My positive input was unwelcome in the echo chamber this “new math” naysayer had created, and she formally dismissed me from the conversation. She wanted solidarity in her outrage, not to see the information in a new light, from a different angle. She did not want to acknowledge the benefits. She did not want to learn synonyms for her limited math vocabulary.

Interestingly, the writer feels that she is on the outside looking in, that her views on math education hold validity, while the “conversation” about Common Core math is dominated by the unenlightened. (I put “conversation” in quotes because it has become one of those trendy words like “relationship”, “narrative”, and “nuance”;I would be all too happy to see journalists given jail time for using it.)

The points she makes are easily dismissed. Some might think I’m wasting my time dismissing them and I would tend to agree but for one thing.  She isn’t the only one who thinks this way, and I have met many in education who espouse such views.  And in particular, such views are not only espoused but taught in schools of education to future teachers who then embrace and implement such thinking.

First off, she bolsters her thesis with the tired old arguments that the future may require knowledge that isn’t being taught–which is analogous to the bromide that the future consists of jobs that haven’t yet been created. Those who make such argument posit that basic knowledge is apparently useless in the face of what we will be required to know in the future–and if you need to know something, just Google it.  To wit, again:

What’s imperative is that future generations must be adaptable. What they learn today may or may not (leaning heavily toward the may not end) apply. … We were raised by people who cling to The Correct Way of solving an addition problem. History matches the books supplied by our schools. Spelling must be memorized and written out in cursive. And now we raise our kids in a technology-rich environment that changes on the fly. Kids don’t need to solidify a bunch of facts in their minds spanning myriad topics — in case they need that information in the future. They merely need to learn how to learn and leverage the tools they have. A generalist who knows how to find specific information will be as effective as a specialist with a narrow body of knowledge.

Barbara Oakley, a professor of engineering at Oakland University in Michigan, wrote a book called “Learning how to Learn”  in which she describes techniques one can use to succeed in difficult subjects. She does not hold memorization in disdain, nor learning facts, nor practice. Recently she wrote an op-ed that appeared in the New York Times about the value of practice and memorization in becoming proficient in math–and was castigated in comments that followed as well as in blogs for what was characterized as narrow-mindedness and resistance to innovation in education. The criticisms bore a resemblance to the Kansas City Star columnist’s view of having to deal with the great unwashed.
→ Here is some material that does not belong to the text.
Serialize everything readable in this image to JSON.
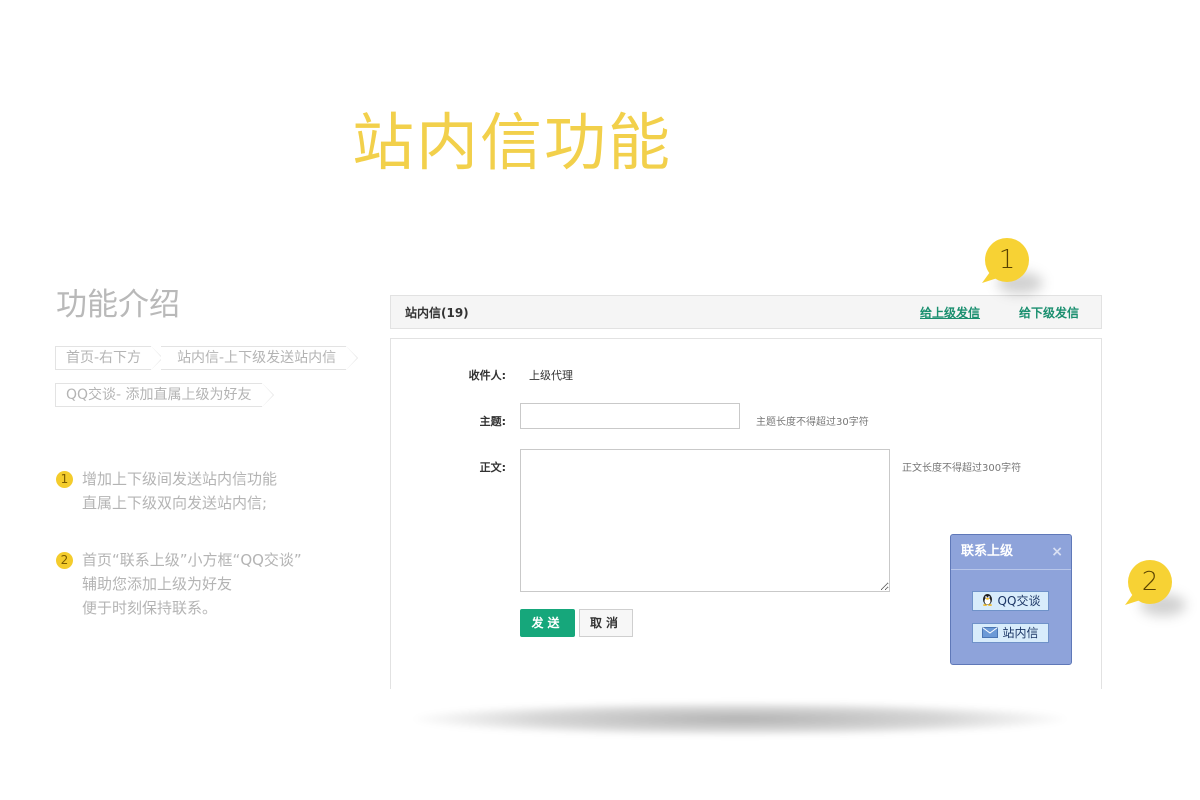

The Star’s column is typical of the “conversation” about math education in the US. As such, it is nonsense. One doesn’t learn to think critically, or to be creative, without some basic knowledge. And that basic knowledge isn’t something that is dug up on a just-in-time basis. Knowledge is the basic tool with which to think critically; without it, you have nothing to think critically about. Learning how to learn requires some amount of memorization–and memorization allows one to reason with that information. It is not “rote learning” as traditional education is frequently mischaracterized.

As far as Common Core is concerned, one can interpret the standards in various ways, but the prevailing interpretation seems to be dominated by those who believe as the columnist does that students must “understand” math — otherwise they are “math zombies” who “do math” but do not “know math”.

My comments on math education in general and Common Core in particular can be found here: https://www.youtube.com/watch?v=RlLbXZOoAMU . If you don’t wish to suffer through a half hour of someone whose belief system may be opposed to yoursyou might want to skip to minute 19:24 where I talk about Common Core. I can assure you, however, that if you don’t agree with my views, you won’t like my comments about Common Core either.